** Task description **
All of the data below should be returned exactly.

** Data for review **
= Beginning of Section =
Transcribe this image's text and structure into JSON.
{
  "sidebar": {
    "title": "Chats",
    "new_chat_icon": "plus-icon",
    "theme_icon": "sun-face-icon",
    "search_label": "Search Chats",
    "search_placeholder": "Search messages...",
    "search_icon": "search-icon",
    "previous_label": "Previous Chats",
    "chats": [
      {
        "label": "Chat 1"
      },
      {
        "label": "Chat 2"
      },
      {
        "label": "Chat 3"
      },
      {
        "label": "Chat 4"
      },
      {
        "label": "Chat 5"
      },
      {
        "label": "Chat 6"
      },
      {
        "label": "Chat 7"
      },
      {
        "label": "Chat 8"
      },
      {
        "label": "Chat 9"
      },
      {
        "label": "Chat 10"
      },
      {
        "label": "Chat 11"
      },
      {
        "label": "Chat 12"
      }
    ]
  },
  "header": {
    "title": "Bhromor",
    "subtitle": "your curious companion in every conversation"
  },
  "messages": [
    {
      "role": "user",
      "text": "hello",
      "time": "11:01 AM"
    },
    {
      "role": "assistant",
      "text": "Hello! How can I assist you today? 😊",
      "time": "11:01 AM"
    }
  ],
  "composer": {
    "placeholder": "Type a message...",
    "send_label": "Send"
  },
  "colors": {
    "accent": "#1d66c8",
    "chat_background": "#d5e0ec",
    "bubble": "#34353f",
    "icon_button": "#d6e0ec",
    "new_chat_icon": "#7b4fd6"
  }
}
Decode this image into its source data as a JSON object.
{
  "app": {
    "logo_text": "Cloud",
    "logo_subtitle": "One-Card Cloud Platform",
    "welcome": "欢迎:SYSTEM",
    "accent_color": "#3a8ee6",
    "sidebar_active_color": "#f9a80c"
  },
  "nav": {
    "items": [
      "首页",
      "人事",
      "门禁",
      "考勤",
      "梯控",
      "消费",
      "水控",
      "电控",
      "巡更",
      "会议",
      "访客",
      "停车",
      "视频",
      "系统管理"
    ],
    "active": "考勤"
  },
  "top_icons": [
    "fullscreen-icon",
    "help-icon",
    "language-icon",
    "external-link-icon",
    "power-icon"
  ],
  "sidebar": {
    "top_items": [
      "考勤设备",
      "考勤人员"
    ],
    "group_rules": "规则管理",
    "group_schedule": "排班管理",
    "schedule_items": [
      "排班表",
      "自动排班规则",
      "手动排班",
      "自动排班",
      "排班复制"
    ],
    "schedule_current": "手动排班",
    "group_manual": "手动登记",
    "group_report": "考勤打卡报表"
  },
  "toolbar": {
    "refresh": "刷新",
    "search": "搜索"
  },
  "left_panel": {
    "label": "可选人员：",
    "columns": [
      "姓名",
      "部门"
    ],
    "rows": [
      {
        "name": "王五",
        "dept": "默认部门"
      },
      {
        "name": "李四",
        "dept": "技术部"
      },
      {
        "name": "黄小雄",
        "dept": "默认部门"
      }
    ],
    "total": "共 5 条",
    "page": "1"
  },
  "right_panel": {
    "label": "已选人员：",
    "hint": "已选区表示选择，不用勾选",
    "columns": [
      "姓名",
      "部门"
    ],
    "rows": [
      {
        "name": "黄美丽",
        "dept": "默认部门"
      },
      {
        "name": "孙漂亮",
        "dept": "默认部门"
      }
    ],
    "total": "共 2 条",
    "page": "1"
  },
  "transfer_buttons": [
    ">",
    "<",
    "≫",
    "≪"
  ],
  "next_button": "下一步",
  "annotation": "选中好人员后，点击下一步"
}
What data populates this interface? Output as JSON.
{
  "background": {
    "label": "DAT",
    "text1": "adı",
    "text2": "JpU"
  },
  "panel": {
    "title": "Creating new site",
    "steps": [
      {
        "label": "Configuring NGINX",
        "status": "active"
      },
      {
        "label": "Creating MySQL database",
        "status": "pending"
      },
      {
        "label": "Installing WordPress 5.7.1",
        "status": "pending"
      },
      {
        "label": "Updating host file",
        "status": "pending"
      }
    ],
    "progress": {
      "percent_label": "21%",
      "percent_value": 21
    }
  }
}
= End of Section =
** Output for this task **
Transcribe this image's text and structure into JSON.
{
  "sidebar": {
    "title": "Chats",
    "new_chat_icon": "plus-icon",
    "theme_icon": "sun-face-icon",
    "search_label": "Search Chats",
    "search_placeholder": "Search messages...",
    "search_icon": "search-icon",
    "previous_label": "Previous Chats",
    "chats": [
      {
        "label": "Chat 1"
      },
      {
        "label": "Chat 2"
      },
      {
        "label": "Chat 3"
      },
      {
        "label": "Chat 4"
      },
      {
        "label": "Chat 5"
      },
      {
        "label": "Chat 6"
      },
      {
        "label": "Chat 7"
      },
      {
        "label": "Chat 8"
      },
      {
        "label": "Chat 9"
      },
      {
        "label": "Chat 10"
      },
      {
        "label": "Chat 11"
      },
      {
        "label": "Chat 12"
      }
    ]
  },
  "header": {
    "title": "Bhromor",
    "subtitle": "your curious companion in every conversation"
  },
  "messages": [
    {
      "role": "user",
      "text": "hello",
      "time": "11:01 AM"
    },
    {
      "role": "assistant",
      "text": "Hello! How can I assist you today? 😊",
      "time": "11:01 AM"
    }
  ],
  "composer": {
    "placeholder": "Type a message...",
    "send_label": "Send"
  },
  "colors": {
    "accent": "#1d66c8",
    "chat_background": "#d5e0ec",
    "bubble": "#34353f",
    "icon_button": "#d6e0ec",
    "new_chat_icon": "#7b4fd6"
  }
}
Decode this image into its source data as a JSON object.
{
  "app": {
    "logo_text": "Cloud",
    "logo_subtitle": "One-Card Cloud Platform",
    "welcome": "欢迎:SYSTEM",
    "accent_color": "#3a8ee6",
    "sidebar_active_color": "#f9a80c"
  },
  "nav": {
    "items": [
      "首页",
      "人事",
      "门禁",
      "考勤",
      "梯控",
      "消费",
      "水控",
      "电控",
      "巡更",
      "会议",
      "访客",
      "停车",
      "视频",
      "系统管理"
    ],
    "active": "考勤"
  },
  "top_icons": [
    "fullscreen-icon",
    "help-icon",
    "language-icon",
    "external-link-icon",
    "power-icon"
  ],
  "sidebar": {
    "top_items": [
      "考勤设备",
      "考勤人员"
    ],
    "group_rules": "规则管理",
    "group_schedule": "排班管理",
    "schedule_items": [
      "排班表",
      "自动排班规则",
      "手动排班",
      "自动排班",
      "排班复制"
    ],
    "schedule_current": "手动排班",
    "group_manual": "手动登记",
    "group_report": "考勤打卡报表"
  },
  "toolbar": {
    "refresh": "刷新",
    "search": "搜索"
  },
  "left_panel": {
    "label": "可选人员：",
    "columns": [
      "姓名",
      "部门"
    ],
    "rows": [
      {
        "name": "王五",
        "dept": "默认部门"
      },
      {
        "name": "李四",
        "dept": "技术部"
      },
      {
        "name": "黄小雄",
        "dept": "默认部门"
      }
    ],
    "total": "共 5 条",
    "page": "1"
  },
  "right_panel": {
    "label": "已选人员：",
    "hint": "已选区表示选择，不用勾选",
    "columns": [
      "姓名",
      "部门"
    ],
    "rows": [
      {
        "name": "黄美丽",
        "dept": "默认部门"
      },
      {
        "name": "孙漂亮",
        "dept": "默认部门"
      }
    ],
    "total": "共 2 条",
    "page": "1"
  },
  "transfer_buttons": [
    ">",
    "<",
    "≫",
    "≪"
  ],
  "next_button": "下一步",
  "annotation": "选中好人员后，点击下一步"
}
What data populates this interface? Output as JSON.
{
  "background": {
    "label": "DAT",
    "text1": "adı",
    "text2": "JpU"
  },
  "panel": {
    "title": "Creating new site",
    "steps": [
      {
        "label": "Configuring NGINX",
        "status": "active"
      },
      {
        "label": "Creating MySQL database",
        "status": "pending"
      },
      {
        "label": "Installing WordPress 5.7.1",
        "status": "pending"
      },
      {
        "label": "Updating host file",
        "status": "pending"
      }
    ],
    "progress": {
      "percent_label": "21%",
      "percent_value": 21
    }
  }
}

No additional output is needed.